**PROBLEM REQUIREMENTS:**
Where a line of the material contains the string "복지용구", copy that line.

**DATA SUPPLIED:**
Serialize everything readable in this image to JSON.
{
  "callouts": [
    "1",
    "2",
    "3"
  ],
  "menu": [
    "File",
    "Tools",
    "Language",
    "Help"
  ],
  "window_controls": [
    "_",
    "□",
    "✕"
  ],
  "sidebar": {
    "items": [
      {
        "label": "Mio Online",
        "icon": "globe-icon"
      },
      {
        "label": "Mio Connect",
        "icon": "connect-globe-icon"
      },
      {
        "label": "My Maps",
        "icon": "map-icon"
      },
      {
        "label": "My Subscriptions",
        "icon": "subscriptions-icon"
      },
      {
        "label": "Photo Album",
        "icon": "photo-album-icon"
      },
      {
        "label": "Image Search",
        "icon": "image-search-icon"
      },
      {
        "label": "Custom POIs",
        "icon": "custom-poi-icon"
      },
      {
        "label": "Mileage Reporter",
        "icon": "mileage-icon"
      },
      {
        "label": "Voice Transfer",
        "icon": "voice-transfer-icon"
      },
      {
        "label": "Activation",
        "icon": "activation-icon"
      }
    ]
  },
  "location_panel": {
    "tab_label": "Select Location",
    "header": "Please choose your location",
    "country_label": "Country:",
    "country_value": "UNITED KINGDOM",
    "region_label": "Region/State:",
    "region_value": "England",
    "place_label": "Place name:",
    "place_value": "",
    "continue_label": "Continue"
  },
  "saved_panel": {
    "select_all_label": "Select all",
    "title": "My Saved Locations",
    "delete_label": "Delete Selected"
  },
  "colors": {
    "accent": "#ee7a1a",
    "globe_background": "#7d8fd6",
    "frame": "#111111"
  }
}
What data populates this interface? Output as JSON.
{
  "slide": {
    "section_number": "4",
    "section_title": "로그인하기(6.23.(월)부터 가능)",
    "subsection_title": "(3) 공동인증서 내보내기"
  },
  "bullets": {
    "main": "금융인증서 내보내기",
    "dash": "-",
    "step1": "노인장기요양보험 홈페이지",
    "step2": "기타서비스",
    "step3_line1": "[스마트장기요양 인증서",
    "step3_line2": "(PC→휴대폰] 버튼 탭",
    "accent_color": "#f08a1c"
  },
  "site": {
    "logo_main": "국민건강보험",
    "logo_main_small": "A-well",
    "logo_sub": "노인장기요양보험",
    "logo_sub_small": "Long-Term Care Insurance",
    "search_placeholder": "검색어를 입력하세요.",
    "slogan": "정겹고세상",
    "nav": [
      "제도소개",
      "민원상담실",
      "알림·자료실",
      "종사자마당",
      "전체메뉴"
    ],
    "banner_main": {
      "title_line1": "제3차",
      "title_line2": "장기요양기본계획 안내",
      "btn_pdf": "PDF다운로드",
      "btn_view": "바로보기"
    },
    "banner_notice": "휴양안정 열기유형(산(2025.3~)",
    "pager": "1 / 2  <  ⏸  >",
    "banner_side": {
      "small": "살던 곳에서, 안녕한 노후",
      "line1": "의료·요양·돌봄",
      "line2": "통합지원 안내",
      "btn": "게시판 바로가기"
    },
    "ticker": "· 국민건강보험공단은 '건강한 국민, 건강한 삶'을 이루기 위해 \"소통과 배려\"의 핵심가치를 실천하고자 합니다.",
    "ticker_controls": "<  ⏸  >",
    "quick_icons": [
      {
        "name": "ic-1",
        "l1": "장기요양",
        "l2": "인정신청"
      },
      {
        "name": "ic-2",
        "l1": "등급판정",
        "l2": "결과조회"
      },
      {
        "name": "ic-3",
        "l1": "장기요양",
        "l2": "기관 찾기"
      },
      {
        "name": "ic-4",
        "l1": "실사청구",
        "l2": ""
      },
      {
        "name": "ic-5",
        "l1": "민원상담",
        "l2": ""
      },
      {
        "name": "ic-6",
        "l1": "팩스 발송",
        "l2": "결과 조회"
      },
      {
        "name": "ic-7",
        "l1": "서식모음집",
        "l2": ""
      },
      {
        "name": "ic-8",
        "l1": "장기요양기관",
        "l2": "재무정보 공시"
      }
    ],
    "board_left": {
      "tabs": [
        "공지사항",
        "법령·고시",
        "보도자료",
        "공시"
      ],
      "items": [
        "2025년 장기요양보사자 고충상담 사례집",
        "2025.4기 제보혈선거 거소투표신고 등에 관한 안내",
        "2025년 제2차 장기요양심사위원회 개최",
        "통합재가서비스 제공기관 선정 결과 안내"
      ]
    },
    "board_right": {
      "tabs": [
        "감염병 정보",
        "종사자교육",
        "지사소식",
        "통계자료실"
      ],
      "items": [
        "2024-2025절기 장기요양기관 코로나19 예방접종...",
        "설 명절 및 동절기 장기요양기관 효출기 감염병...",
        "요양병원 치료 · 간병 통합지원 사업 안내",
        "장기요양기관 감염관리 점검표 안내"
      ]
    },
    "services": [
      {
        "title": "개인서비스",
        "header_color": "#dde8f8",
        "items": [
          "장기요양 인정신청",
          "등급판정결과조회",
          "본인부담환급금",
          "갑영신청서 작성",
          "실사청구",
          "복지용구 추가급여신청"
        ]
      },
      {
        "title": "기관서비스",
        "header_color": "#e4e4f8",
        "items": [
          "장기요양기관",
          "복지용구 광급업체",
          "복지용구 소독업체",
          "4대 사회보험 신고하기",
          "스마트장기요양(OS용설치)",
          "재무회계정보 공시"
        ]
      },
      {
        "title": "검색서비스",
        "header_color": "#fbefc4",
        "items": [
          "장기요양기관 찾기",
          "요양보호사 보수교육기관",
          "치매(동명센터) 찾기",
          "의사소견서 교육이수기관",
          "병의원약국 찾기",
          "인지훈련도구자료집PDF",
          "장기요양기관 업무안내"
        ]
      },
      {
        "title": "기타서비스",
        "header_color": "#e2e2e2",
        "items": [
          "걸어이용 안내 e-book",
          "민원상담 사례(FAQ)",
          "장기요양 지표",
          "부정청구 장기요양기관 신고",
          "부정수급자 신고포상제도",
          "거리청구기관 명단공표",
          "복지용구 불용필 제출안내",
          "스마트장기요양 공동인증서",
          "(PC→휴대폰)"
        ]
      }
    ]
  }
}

**SOLUTION FOR THIS TASK:**
          "복지용구 추가급여신청"
          "복지용구 광급업체",
          "복지용구 소독업체",
          "복지용구 불용필 제출안내",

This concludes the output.